close button
Switch to Iranwire Light?
It looks like you’re having trouble loading the content on this page. Switch to Iranwire Light instead.

Heshmat Tabarzadi: Message to My Interrogator

May 6, 2016
Message the Torturers and the Murderers
2 min read

Each of us have perhaps found ourselves in a situation where we have been bullied by somebody in a powerful position, and remained silent out of expediency or fear. He or she may have been a friend, the neighborhood bully, an interrogator, or even a murderer.

Now imagine that years after the distressing event you have the chance to talk to that person and tell him how you felt, what you think and whatever else is on your mind.
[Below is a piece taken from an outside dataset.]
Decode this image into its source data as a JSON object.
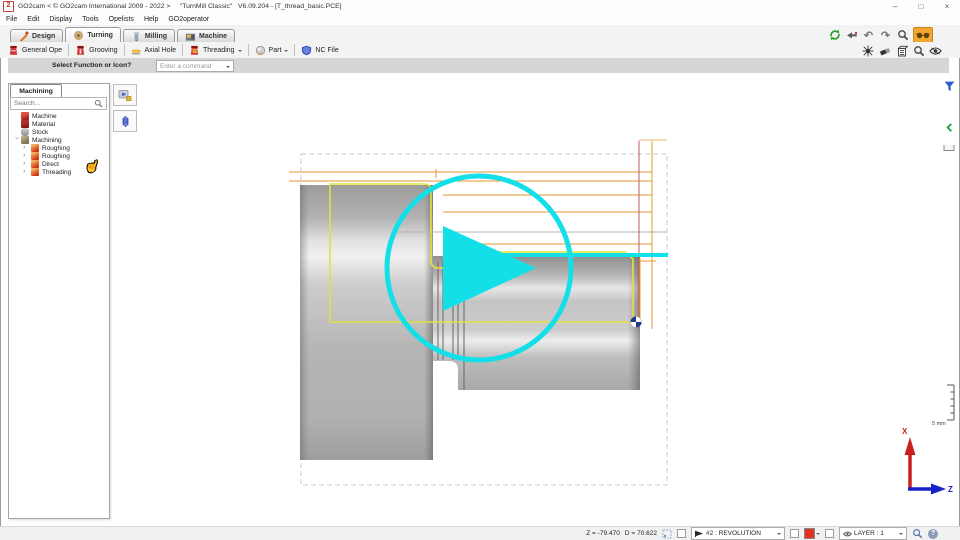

IranWire asked a number of political and civil activists and artists who have been the victims of interrogators, or have been forced to be separated from their families, to imagine they are in the interrogation room and are able to talk to their bully, send him a message, or speak to those responsible for victimizing their family members.

In this part of the series, Mahrokh Gholamhosseinpour asked journalist and political activist Heshmat Tabarzadi, Secretary-General of Iran Democratic Front, to send a message to his interrogator. Tabarzadi was also an early member of the Office for Consolidating Unity, a major student organization that was formed at the time of 1979 Islamic Revolution. He has been arrested and imprisoned many times. He was released from prison in June 2015.

“Under the Shah, when you told a government agent that what he was doing was wrong, he would give a clichéd answer,” Tabarzadi tells his interrogators. “‘I am just obeying orders,’ they would say. ‘You are doing the same thing. So what is the difference? What was the revolution for? You and people like you throw hundreds of journalists, bloggers, students, lawyers and civil rights and human rights activists into jail. You blindfold them and keep them in  solitary confinement under inhuman conditions. You torture them mentally and physically for month. You want to reshape their characters.”

Tabarzadi goes on to describe the interrogator’s obsession with control. “You want to make us into what you want and control us by repeated interrogations, by tiresome ideological arguments, by keeping us disconnected from the outside world.”

But Tabarzadi, long heralded as one of Iran’s most tireless activists, insists on the dignity of those, like him, who have been subjected to interrogations. “People like me are not criminals. But you see us as deviants who must be set straight. You see us as the opponents of the state whose path to paradise is very narrow. So you must crush us. But suppose you did crush us. It is an inhuman thing to do and it goes against all religions.”

Like others in this series, Tabarzadi concludes that in the end, these methods can never succeed, and that those who carry out such crimes will repent. “Eventually you will repent as others did before you,” he says.

IranWire has recorded a number of messages from victims. And perhaps you have had similar experiences as well. If you have, we ask you to participate in this project. For more information — technical or otherwise — email us at [email protected].